Web content filtering is an essential component of UTM solutions. It helps businesses block websites containing malware, improve workflow, and protect data from cyberattacks. Businesses of all sizes and industries use web filters to protect their networks from phishing scams, drive-by downloads, and malicious software.
Government agencies also use web content filtering to prevent employees from accessing websites that could be used for disinformation campaigns or stealing government data. Additionally, they use web filters to block sites that may threaten public safety in other ways, such as by propagating false news stories or promoting illegal goods and services.

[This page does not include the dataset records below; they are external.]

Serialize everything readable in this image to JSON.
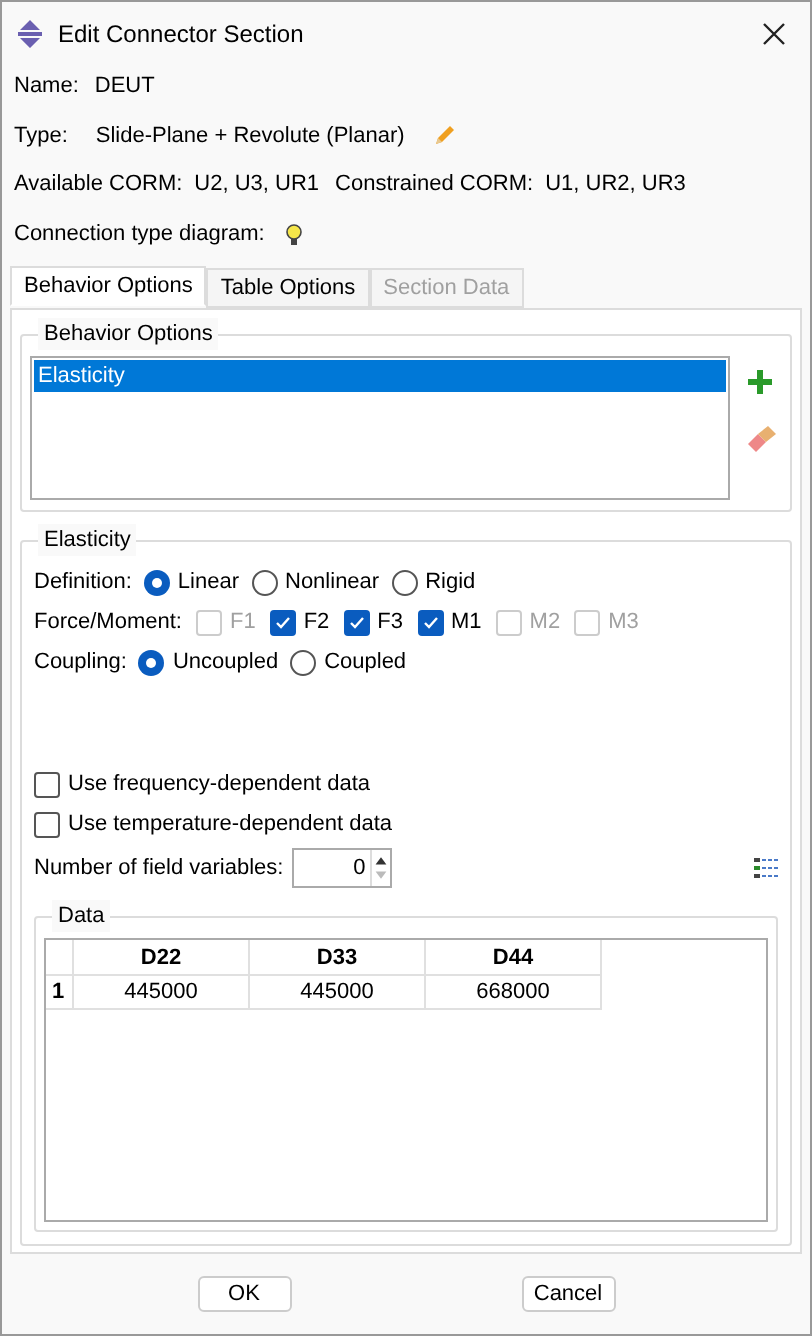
{
  "window": {
    "title": "Edit Connector Section"
  },
  "name": {
    "label": "Name:",
    "value": "DEUT"
  },
  "type": {
    "label": "Type:",
    "value": "Slide-Plane + Revolute (Planar)"
  },
  "corm": {
    "available_label": "Available CORM:",
    "available": "U2, U3, UR1",
    "constrained_label": "Constrained CORM:",
    "constrained": "U1, UR2, UR3"
  },
  "diagram": {
    "label": "Connection type diagram:"
  },
  "tabs": [
    {
      "label": "Behavior Options",
      "selected": true,
      "disabled": false
    },
    {
      "label": "Table Options",
      "selected": false,
      "disabled": false
    },
    {
      "label": "Section Data",
      "selected": false,
      "disabled": true
    }
  ],
  "behavior_options": {
    "title": "Behavior Options",
    "items": [
      {
        "label": "Elasticity",
        "selected": true
      }
    ]
  },
  "elasticity": {
    "title": "Elasticity",
    "definition": {
      "label": "Definition:",
      "options": [
        {
          "label": "Linear",
          "selected": true
        },
        {
          "label": "Nonlinear",
          "selected": false
        },
        {
          "label": "Rigid",
          "selected": false
        }
      ]
    },
    "force_moment": {
      "label": "Force/Moment:",
      "options": [
        {
          "label": "F1",
          "checked": false,
          "disabled": true
        },
        {
          "label": "F2",
          "checked": true,
          "disabled": false
        },
        {
          "label": "F3",
          "checked": true,
          "disabled": false
        },
        {
          "label": "M1",
          "checked": true,
          "disabled": false
        },
        {
          "label": "M2",
          "checked": false,
          "disabled": true
        },
        {
          "label": "M3",
          "checked": false,
          "disabled": true
        }
      ]
    },
    "coupling": {
      "label": "Coupling:",
      "options": [
        {
          "label": "Uncoupled",
          "selected": true
        },
        {
          "label": "Coupled",
          "selected": false
        }
      ]
    },
    "options": [
      {
        "label": "Use frequency-dependent data",
        "checked": false
      },
      {
        "label": "Use temperature-dependent data",
        "checked": false
      }
    ],
    "field_variables": {
      "label": "Number of field variables:",
      "value": "0"
    },
    "data": {
      "title": "Data",
      "columns": [
        "D22",
        "D33",
        "D44"
      ],
      "rows": [
        {
          "index": "1",
          "cells": [
            "445000",
            "445000",
            "668000"
          ]
        }
      ]
    }
  },
  "buttons": [
    "OK",
    "Cancel"
  ]
}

Major players operating in the UTM market are leveraging various organic and inorganic strategies to increase their market presence and expand their product offerings. For instance, in August 2018, WatchGuard Technologies launched its new UTM solution, Firebox M270, featuring quick assist technology and Intel atom processors. The new appliance enables organizations to secure their networks from threats that typically bypass conventional firewalls and other point security solutions. Additionally, it offers advanced web filtering capabilities that include whitelists, blacklists, custom categories, and SSL-decryption policies to provide complete visibility into opaque traffic websites.
Integration of Network Access Control (NAC)
The growing number of devices accessing the private networks of organizations requires greater visibility, control, and security. Whether employees bring their devices to work or corporate IT provides them, these endpoints must be authenticated and verified against policies before entering the network. NAC solutions can help.
Unlike traditional IP networks, which enforce policy based on users’ IP addresses, NAC environments verify the security posture of the connecting device before granting them admission to the network. A network administrator can limit the attack surface by creating different access policies for specific user groups, departments, or device types.
NAC can also prevent unauthorized malware from spreading across a private network by blocking and isolating non-compliant devices. This enables remediation to occur without disrupting the rest of the network.
The automation features offered by today’s NAC solutions translate into cost savings by reducing the need for IT resources to manually verify users and their devices as they connect to the network. And, because many of these solutions have built-in artificial intelligence capabilities, they can spot anomalous behavior faster than a human security analyst could.